The first recommendation is to have an active antivirus client installed.
The next would be to avoid installing software from vendors you do not trust and only install software from trusted sources.
Avoid websites that spawn lot’s of ads. Porn sites are a lot cleaner than they used to be but they still can carry lot’s of malicious code.
Keep your plugging and extension updated and remove those you no longer use.
Keep your web browser updated and if you still use flash be sure to always have that updated and remove the old flash version.
When checking e-mail avoid opening attachments unless you fully trust the source and even then take caution as that persons e-mail account could of been hacked.
2 Step Authentication
Many e-mail services and social accounts as well as banks now allow for 2 Step authentication. This in it’s simplest terms means you need to have 2 pieces of information to gain access to the system.
Often times this will be your password as well as a security code found that is unique to you that rotates every minute. This is often stored on the end users phone.
While it may sound complicated they are simple programs to use and go a long ways in protecting your online accounts from hackers.
After you enable 2 Step authentication on your first login you are generally asked if you want them to remember your device. If you are on your home computer you can say yes and you won’t have to enter in the second code every time.
If you attempt to login on a different computer you will be challenged again with the second code and would need that to login.
It’s a good idea to have separate passwords for every account you have online. This means your facebook account will not have the same password as your bank account or e-mail account.
It can be hard to keep track of dozens of different passwords which is why I recommend all users use a password management program like roboform or Lastpass.
Protecting Your Smart Phone
With smart phone use constantly on the rise more and more threats are being made for Smart Phones. Generally most users have little to worry about and by taking just a few extra measure you can protect you phone and privacy.
It’s a best practice to always have your phone locked when not in use. This will stop someone from gaining access to your mobile device and messing with your personal setting and information.
Only installing apps from trusted sources such as the App Store and Play Store.
Taking caution to remove apps no longer in use on your phone as well as monitoring your phone activity after installing and app.

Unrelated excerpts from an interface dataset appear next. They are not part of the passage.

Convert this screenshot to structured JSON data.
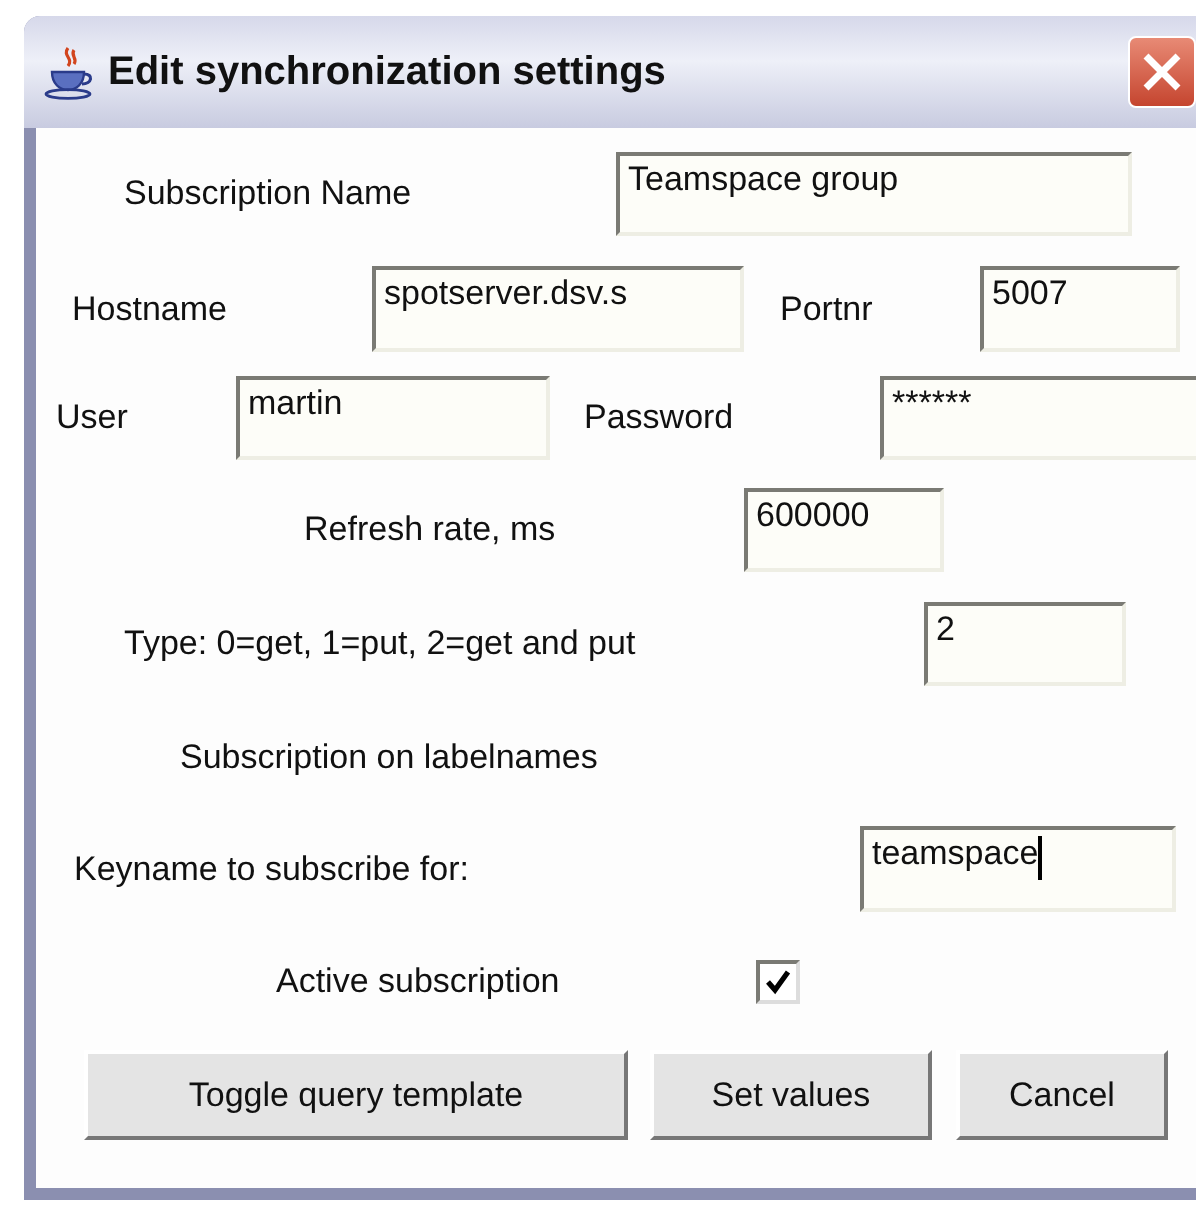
{
  "window": {
    "title": "Edit synchronization settings"
  },
  "rows": [
    {
      "kind": "fields",
      "items": [
        {
          "label": "Subscription Name",
          "value": "Teamspace group",
          "focused": false
        }
      ]
    },
    {
      "kind": "fields",
      "items": [
        {
          "label": "Hostname",
          "value": "spotserver.dsv.s",
          "focused": false
        },
        {
          "label": "Portnr",
          "value": "5007",
          "focused": false
        }
      ]
    },
    {
      "kind": "fields",
      "items": [
        {
          "label": "User",
          "value": "martin",
          "focused": false
        },
        {
          "label": "Password",
          "value": "******",
          "focused": false
        }
      ]
    },
    {
      "kind": "fields",
      "items": [
        {
          "label": "Refresh rate, ms",
          "value": "600000",
          "focused": false
        }
      ]
    },
    {
      "kind": "fields",
      "items": [
        {
          "label": "Type: 0=get, 1=put, 2=get and put",
          "value": "2",
          "focused": false
        }
      ]
    },
    {
      "kind": "heading",
      "text": "Subscription on labelnames"
    },
    {
      "kind": "fields",
      "items": [
        {
          "label": "Keyname to subscribe for:",
          "value": "teamspace",
          "focused": true
        }
      ]
    },
    {
      "kind": "checkbox",
      "label": "Active subscription",
      "checked": true
    },
    {
      "kind": "buttons",
      "buttons": [
        "Toggle query template",
        "Set values",
        "Cancel"
      ]
    }
  ]
}
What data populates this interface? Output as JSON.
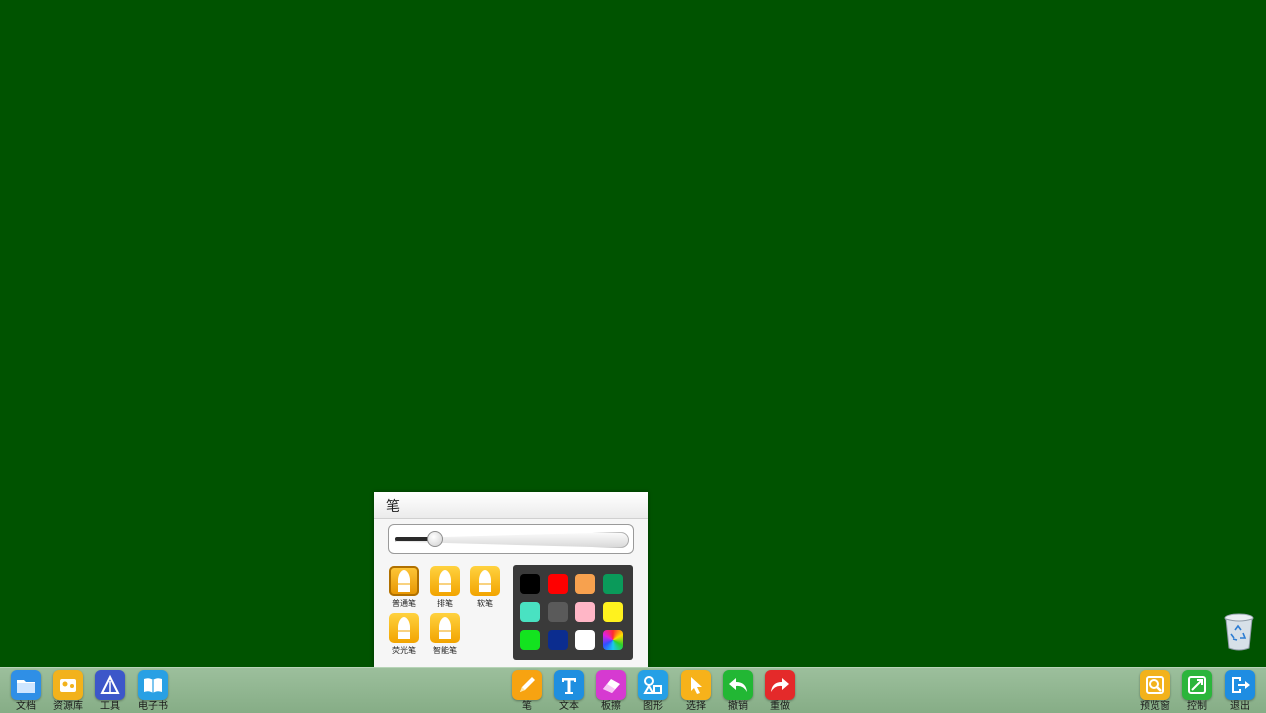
{
  "pen_panel": {
    "title": "笔",
    "thickness_fraction": 0.17,
    "pen_types": [
      {
        "label": "普通笔",
        "icon": "pen-normal-icon",
        "selected": true
      },
      {
        "label": "排笔",
        "icon": "pen-brush-icon",
        "selected": false
      },
      {
        "label": "软笔",
        "icon": "pen-soft-icon",
        "selected": false
      },
      {
        "label": "荧光笔",
        "icon": "pen-highlighter-icon",
        "selected": false
      },
      {
        "label": "智能笔",
        "icon": "pen-smart-icon",
        "selected": false
      }
    ],
    "colors": [
      "#000000",
      "#ff0000",
      "#f7a14e",
      "#0a9a5a",
      "#49e2c2",
      "#5a5a5a",
      "#ffb6c6",
      "#fff21e",
      "#13e31f",
      "#0b2d8f",
      "#ffffff",
      "rainbow"
    ]
  },
  "taskbar": {
    "left": [
      {
        "label": "文档",
        "icon": "folder-icon",
        "color": "#2f8fe6"
      },
      {
        "label": "资源库",
        "icon": "resource-icon",
        "color": "#f2b21c"
      },
      {
        "label": "工具",
        "icon": "tools-icon",
        "color": "#3c57c9"
      },
      {
        "label": "电子书",
        "icon": "ebook-icon",
        "color": "#29a0e4"
      }
    ],
    "center": [
      {
        "label": "笔",
        "icon": "pen-icon",
        "color": "#f7a311"
      },
      {
        "label": "文本",
        "icon": "text-icon",
        "color": "#1f8fe0"
      },
      {
        "label": "板擦",
        "icon": "eraser-icon",
        "color": "#d63ad1"
      },
      {
        "label": "图形",
        "icon": "shapes-icon",
        "color": "#25a0e6"
      },
      {
        "label": "选择",
        "icon": "select-icon",
        "color": "#f7b21a"
      },
      {
        "label": "撤销",
        "icon": "undo-icon",
        "color": "#22b734"
      },
      {
        "label": "重做",
        "icon": "redo-icon",
        "color": "#e42a2a"
      }
    ],
    "right": [
      {
        "label": "预览窗",
        "icon": "preview-icon",
        "color": "#f2b21c"
      },
      {
        "label": "控制",
        "icon": "control-icon",
        "color": "#2bb53b"
      },
      {
        "label": "退出",
        "icon": "exit-icon",
        "color": "#1e8de2"
      }
    ]
  },
  "trash": {
    "icon": "recycle-bin-icon"
  }
}
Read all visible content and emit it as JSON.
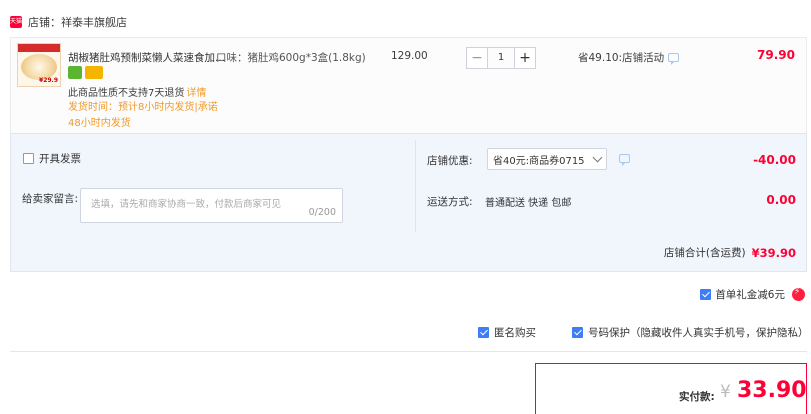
{
  "shop": {
    "badge": "天猫",
    "prefix": "店铺：",
    "name": "祥泰丰旗舰店"
  },
  "item": {
    "thumb_price": "¥29.9",
    "title": "胡椒猪肚鸡预制菜懒人菜速食加...",
    "sku": "口味：猪肚鸡600g*3盒(1.8kg)",
    "price": "129.00",
    "qty_minus": "−",
    "qty": "1",
    "qty_plus": "+",
    "promo": "省49.10:店铺活动",
    "subtotal": "79.90",
    "note_return": "此商品性质不支持7天退货",
    "note_return_link": "详情",
    "note_ship": "发货时间：预计8小时内发货|承诺48小时内发货"
  },
  "options": {
    "invoice_label": "开具发票",
    "message_label": "给卖家留言:",
    "message_placeholder": "选填，请先和商家协商一致，付款后商家可见",
    "message_count": "0/200",
    "coupon_label": "店铺优惠:",
    "coupon_value": "省40元:商品券0715",
    "coupon_amount": "-40.00",
    "shipping_label": "运送方式:",
    "shipping_value": "普通配送 快递 包邮",
    "shipping_amount": "0.00",
    "total_label": "店铺合计(含运费)",
    "total_amount": "¥39.90"
  },
  "extras": {
    "gift_label": "首单礼金减6元",
    "anonymous_label": "匿名购买",
    "privacy_label": "号码保护（隐藏收件人真实手机号，保护隐私）",
    "help_glyph": "?"
  },
  "payment": {
    "label": "实付款:",
    "currency": "¥",
    "amount": "33.90"
  },
  "colors": {
    "accent_red": "#ff0036",
    "link_orange": "#f09a2a",
    "check_blue": "#3d7ef7",
    "panel_bg": "#f1f6fd"
  }
}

You may love a new game you just downloaded but if you start getting pop ups all the time when browsing the web normally there may be active code in that free app that is pushing advertising onto your phone. Those kinds of apps you should remove immediately